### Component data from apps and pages
((

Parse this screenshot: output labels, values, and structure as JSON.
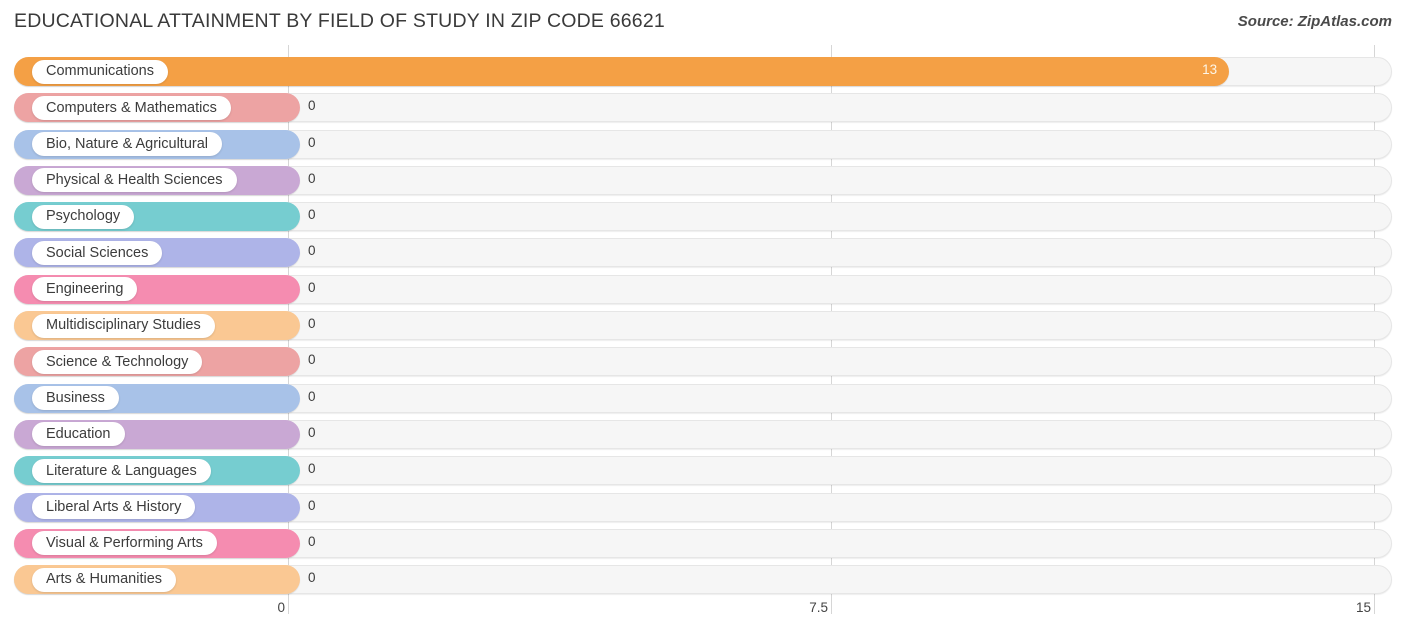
{
  "header": {
    "title": "EDUCATIONAL ATTAINMENT BY FIELD OF STUDY IN ZIP CODE 66621",
    "source": "Source: ZipAtlas.com"
  },
  "chart_data": {
    "type": "bar",
    "orientation": "horizontal",
    "title": "EDUCATIONAL ATTAINMENT BY FIELD OF STUDY IN ZIP CODE 66621",
    "xlabel": "",
    "ylabel": "",
    "xlim": [
      0,
      15
    ],
    "xticks": [
      0,
      7.5,
      15
    ],
    "xtick_labels": [
      "0",
      "7.5",
      "15"
    ],
    "grid": true,
    "legend": "none",
    "categories": [
      "Communications",
      "Computers & Mathematics",
      "Bio, Nature & Agricultural",
      "Physical & Health Sciences",
      "Psychology",
      "Social Sciences",
      "Engineering",
      "Multidisciplinary Studies",
      "Science & Technology",
      "Business",
      "Education",
      "Literature & Languages",
      "Liberal Arts & History",
      "Visual & Performing Arts",
      "Arts & Humanities"
    ],
    "values": [
      13,
      0,
      0,
      0,
      0,
      0,
      0,
      0,
      0,
      0,
      0,
      0,
      0,
      0,
      0
    ],
    "value_labels": [
      "13",
      "0",
      "0",
      "0",
      "0",
      "0",
      "0",
      "0",
      "0",
      "0",
      "0",
      "0",
      "0",
      "0",
      "0"
    ],
    "colors": [
      "#f5a košice"
    ]
  },
  "rows": [
    {
      "label": "Communications",
      "value": 13,
      "value_label": "13",
      "color": "#f5a css"
    }
  ],
  "bars": [
    {
      "label": "Communications",
      "value_label": "13",
      "color": "#f4a045",
      "min_width": 286
    },
    {
      "label": "Computers & Mathematics",
      "value_label": "0",
      "color": "#eda3a3",
      "min_width": 286
    },
    {
      "label": "Bio, Nature & Agricultural",
      "value_label": "0",
      "color": "#a8c2e8",
      "min_width": 286
    },
    {
      "label": "Physical & Health Sciences",
      "value_label": "0",
      "color": "#c9a8d4",
      "min_width": 286
    },
    {
      "label": "Psychology",
      "value_label": "0",
      "color": "#76cdd0",
      "min_width": 286
    },
    {
      "label": "Social Sciences",
      "value_label": "0",
      "color": "#aeb4e8",
      "min_width": 286
    },
    {
      "label": "Engineering",
      "value_label": "0",
      "color": "#f58cb0",
      "min_width": 286
    },
    {
      "label": "Multidisciplinary Studies",
      "value_label": "0",
      "color": "#fac893",
      "min_width": 286
    },
    {
      "label": "Science & Technology",
      "value_label": "0",
      "color": "#eda3a3",
      "min_width": 286
    },
    {
      "label": "Business",
      "value_label": "0",
      "color": "#a8c2e8",
      "min_width": 286
    },
    {
      "label": "Education",
      "value_label": "0",
      "color": "#c9a8d4",
      "min_width": 286
    },
    {
      "label": "Literature & Languages",
      "value_label": "0",
      "color": "#76cdd0",
      "min_width": 286
    },
    {
      "label": "Liberal Arts & History",
      "value_label": "0",
      "color": "#aeb4e8",
      "min_width": 286
    },
    {
      "label": "Visual & Performing Arts",
      "value_label": "0",
      "color": "#f58cb0",
      "min_width": 286
    },
    {
      "label": "Arts & Humanities",
      "value_label": "0",
      "color": "#fac893",
      "min_width": 286
    }
  ],
  "axis": {
    "ticks": [
      "0",
      "7.5",
      "15"
    ]
  },
  "colors": {
    "track": "#f6f6f6",
    "track_border": "#e6e6e6",
    "gridline": "#d6d6d6",
    "text": "#3c3c3c",
    "inside_value_text": "#fdf6e8"
  }
}
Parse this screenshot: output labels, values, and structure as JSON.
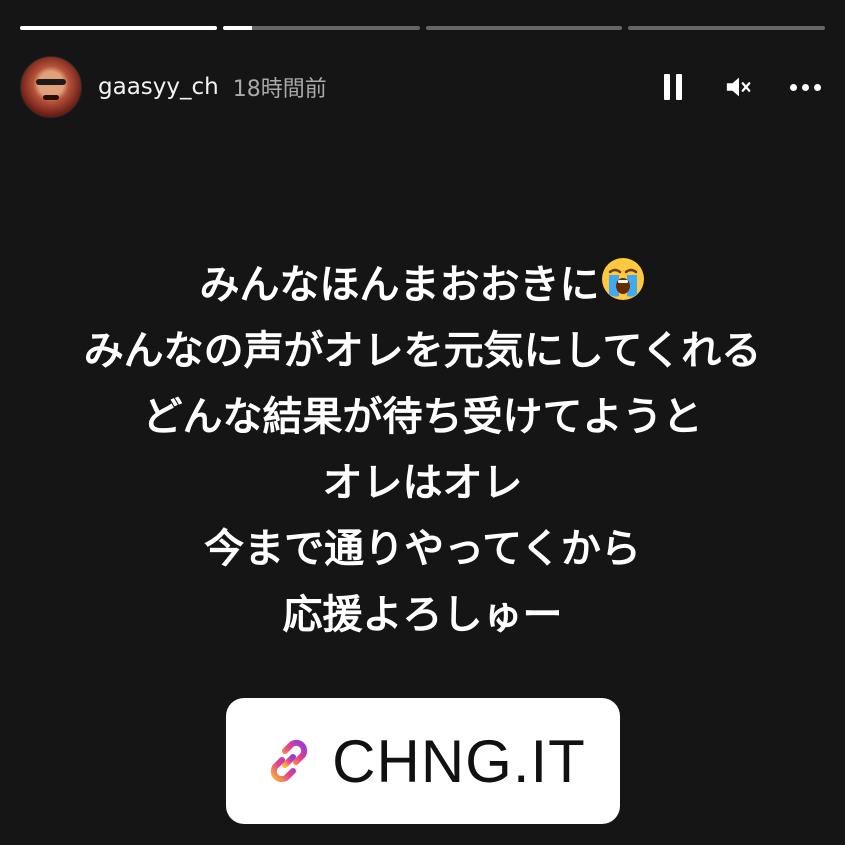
{
  "progress": [
    {
      "label": "story-1",
      "value": 1.0
    },
    {
      "label": "story-2",
      "value": 0.15
    },
    {
      "label": "story-3",
      "value": 0.0
    },
    {
      "label": "story-4",
      "value": 0.0
    }
  ],
  "header": {
    "username": "gaasyy_ch",
    "timestamp": "18時間前",
    "avatar_icon": "profile-avatar",
    "controls": [
      "pause-icon",
      "mute-icon",
      "more-icon"
    ]
  },
  "story": {
    "lines": [
      "みんなほんまおおきに",
      "みんなの声がオレを元気にしてくれる",
      "どんな結果が待ち受けてようと",
      "オレはオレ",
      "今まで通りやってくから",
      "応援よろしゅー"
    ],
    "emoji": "loudly-crying-face-emoji"
  },
  "link_sticker": {
    "label": "CHNG.IT",
    "icon": "link-icon"
  },
  "colors": {
    "background": "#151515",
    "text": "#ffffff",
    "link_gradient": [
      "#f9b233",
      "#e83e8c",
      "#8b3fd9"
    ]
  }
}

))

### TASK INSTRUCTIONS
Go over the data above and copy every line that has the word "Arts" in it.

### ANSWER TO THIS EXERCISE
      "Liberal Arts & History",
      "Visual & Performing Arts",
      "Arts & Humanities"
      "label": "Liberal Arts & History",
      "label": "Visual & Performing Arts",
      "label": "Arts & Humanities",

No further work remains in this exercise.